Chosing between soft and hard body armour can be complicated as the threat level you are faced with may vary, as well as the environment and other factors. Therefore, it is of significant importance to understand the working mechanisms of both hard and soft armour systems.
There has to be a significant amount of vetting of armour systems when you’re putting your life on the line. In order to make the best choice you need to be presented with the right information on different body armour systems.
Soft Armour Composition
Although soft armour can feel like weighty cloth fabric, it is actually composed of materials which are significantly stronger than metals like steel! As the name suggests, soft armour is less rigid and often lighter than hard armour but is generally limited to stopping small arms firm like handgun rounds. There are two main designs of soft armour. One where an armour can be inserted into a carrier or an integrated system which incorporates the protection into the vest or clothing.
Soft armour achieves its protective capabilities through the use of interwoven synthetic fabrics. These fabrics are composed of interwoven high-tensile threads which are capable of stopping bullets. The net that is formed by this interweaving of threads, allows the net to “catch” bullets by dispersing the impact energy of the bullet throughout the entire thread system.
Think of a spider’s web – in order for it to be effective in catching prey a spider must weave a very strong web in a manner that is able to hold an object heavier than itself. A single strand from a spider is very weak but when woven together with other strands the result is a strong yet lightweight mesh. This is exactly how soft body armour works.
The interwoven synthetic fiber systems used in soft body armour replicates a spider’s net system. As such, the fibers rely on, and at the same time, support one another in a high impact energy system. This effectively allows soft body armour the ability to stop small arms ammunition from penetrating. Due to the increased movability and lighter materials, people who require these traits like security and police officers, often choose soft body armour systems.. Another added benefit of soft body armour systems is that they allow for better concealment and can generally be worn under a shirt to avoid attracting attention.
Hard Armour Composition
The other option for body armour is referred to as hard armour. The main difference is that these plates commonly incorporate a ceramic, metal or composite material called poly plating. These denser and harder materials increase the amount of energy deflection and therefore can better prevent larger caliber bullets penetrating, like those from a rifle.

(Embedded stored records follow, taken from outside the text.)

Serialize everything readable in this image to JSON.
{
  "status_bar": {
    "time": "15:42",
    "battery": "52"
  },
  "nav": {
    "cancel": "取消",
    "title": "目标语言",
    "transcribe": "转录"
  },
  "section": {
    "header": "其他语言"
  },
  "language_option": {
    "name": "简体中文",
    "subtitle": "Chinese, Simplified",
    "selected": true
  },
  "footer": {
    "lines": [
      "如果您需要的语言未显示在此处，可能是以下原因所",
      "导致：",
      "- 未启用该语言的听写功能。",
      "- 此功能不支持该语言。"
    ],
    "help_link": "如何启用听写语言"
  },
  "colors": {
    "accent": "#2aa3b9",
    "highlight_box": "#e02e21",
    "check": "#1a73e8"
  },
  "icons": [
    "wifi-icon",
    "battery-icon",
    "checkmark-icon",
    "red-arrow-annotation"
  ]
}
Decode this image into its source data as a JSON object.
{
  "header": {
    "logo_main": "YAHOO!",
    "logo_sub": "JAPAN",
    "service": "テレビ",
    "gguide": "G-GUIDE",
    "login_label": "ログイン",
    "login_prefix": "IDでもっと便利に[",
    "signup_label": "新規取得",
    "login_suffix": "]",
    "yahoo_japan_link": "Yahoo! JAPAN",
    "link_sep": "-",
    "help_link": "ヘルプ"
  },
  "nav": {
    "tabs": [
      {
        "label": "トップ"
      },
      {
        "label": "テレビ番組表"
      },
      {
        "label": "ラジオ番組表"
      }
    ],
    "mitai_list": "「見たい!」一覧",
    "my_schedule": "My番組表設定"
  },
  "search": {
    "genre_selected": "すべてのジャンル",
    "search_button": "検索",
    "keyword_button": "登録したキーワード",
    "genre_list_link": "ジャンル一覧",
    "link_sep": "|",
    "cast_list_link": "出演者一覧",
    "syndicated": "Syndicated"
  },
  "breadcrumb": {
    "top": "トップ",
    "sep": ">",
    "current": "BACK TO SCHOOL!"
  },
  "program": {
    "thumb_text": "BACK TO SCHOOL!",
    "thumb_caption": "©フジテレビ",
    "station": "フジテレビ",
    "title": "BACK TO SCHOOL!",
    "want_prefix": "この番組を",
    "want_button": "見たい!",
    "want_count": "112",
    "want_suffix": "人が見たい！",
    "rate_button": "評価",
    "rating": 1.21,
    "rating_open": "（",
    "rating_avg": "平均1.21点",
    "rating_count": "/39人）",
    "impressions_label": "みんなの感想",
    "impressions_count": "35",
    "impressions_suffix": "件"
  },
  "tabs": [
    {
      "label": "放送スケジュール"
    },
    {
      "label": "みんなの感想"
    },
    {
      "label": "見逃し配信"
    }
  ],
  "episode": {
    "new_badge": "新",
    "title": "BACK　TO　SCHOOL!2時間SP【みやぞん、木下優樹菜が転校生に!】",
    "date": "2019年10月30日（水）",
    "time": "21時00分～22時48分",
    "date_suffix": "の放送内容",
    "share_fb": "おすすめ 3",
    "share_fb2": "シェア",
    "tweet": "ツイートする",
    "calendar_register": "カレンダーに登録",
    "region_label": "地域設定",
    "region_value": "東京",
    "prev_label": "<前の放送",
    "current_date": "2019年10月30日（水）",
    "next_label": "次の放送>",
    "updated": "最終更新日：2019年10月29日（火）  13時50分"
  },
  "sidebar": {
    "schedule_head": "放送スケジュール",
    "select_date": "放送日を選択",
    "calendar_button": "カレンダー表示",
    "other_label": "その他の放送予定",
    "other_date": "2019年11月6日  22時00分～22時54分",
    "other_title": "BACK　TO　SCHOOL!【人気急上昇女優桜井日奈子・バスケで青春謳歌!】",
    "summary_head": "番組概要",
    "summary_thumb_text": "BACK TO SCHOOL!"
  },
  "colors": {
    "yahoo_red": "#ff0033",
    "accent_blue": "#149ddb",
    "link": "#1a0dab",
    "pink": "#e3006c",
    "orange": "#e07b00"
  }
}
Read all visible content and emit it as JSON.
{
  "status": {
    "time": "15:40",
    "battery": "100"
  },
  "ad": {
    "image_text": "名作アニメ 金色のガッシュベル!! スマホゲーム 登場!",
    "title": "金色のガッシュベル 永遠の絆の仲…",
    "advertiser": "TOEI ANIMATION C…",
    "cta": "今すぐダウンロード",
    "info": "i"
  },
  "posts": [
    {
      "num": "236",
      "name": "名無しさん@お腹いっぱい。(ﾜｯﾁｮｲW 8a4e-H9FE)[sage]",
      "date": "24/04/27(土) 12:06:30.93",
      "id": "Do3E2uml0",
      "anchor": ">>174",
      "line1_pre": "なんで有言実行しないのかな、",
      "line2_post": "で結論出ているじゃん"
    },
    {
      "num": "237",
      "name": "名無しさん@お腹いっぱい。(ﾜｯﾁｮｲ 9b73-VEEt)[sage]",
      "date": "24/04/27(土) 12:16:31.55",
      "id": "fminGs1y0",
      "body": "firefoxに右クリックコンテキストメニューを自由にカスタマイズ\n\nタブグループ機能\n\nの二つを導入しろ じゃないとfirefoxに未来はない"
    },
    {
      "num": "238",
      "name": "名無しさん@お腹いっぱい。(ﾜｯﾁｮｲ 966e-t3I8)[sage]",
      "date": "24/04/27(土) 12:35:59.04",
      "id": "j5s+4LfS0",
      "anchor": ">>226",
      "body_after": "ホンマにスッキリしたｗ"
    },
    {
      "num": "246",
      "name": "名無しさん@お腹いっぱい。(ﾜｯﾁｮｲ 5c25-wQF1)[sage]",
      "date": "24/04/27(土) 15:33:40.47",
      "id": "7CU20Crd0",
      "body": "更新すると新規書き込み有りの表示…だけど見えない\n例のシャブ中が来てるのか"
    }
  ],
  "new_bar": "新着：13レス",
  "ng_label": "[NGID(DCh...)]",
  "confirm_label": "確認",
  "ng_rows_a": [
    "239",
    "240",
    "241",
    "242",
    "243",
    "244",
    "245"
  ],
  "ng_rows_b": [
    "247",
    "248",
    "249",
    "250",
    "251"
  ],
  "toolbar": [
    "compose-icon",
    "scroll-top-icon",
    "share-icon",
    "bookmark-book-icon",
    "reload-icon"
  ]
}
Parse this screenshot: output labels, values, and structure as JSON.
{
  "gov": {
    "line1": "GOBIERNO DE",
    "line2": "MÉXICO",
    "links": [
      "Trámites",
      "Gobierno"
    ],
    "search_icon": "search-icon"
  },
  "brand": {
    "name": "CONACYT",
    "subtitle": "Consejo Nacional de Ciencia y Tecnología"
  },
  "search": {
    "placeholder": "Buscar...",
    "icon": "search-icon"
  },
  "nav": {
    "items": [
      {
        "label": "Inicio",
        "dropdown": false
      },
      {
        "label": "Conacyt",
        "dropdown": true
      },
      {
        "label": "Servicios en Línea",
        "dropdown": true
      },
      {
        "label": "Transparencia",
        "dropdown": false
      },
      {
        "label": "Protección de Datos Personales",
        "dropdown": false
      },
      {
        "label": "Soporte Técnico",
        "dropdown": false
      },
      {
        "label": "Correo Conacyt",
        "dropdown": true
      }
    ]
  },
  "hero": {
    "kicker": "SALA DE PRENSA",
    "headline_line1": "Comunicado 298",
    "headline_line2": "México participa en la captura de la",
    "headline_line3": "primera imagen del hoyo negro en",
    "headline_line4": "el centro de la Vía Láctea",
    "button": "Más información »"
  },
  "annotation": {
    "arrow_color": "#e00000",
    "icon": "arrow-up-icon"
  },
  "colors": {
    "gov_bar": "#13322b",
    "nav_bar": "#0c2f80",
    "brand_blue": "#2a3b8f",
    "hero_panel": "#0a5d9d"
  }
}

Ballistic steel is the most common choice as it is readily available and cheaper to purchase than ceramics or dense plastics, however as users want lighter or better protection other materials are being offered.
Hard armour is generally worn overtly, i.e over the wearer’s clothing, however it can be worn covertly. If the additional weight is not a problem then hard armour is recommended as it can offer better protection against a wider range of firearms.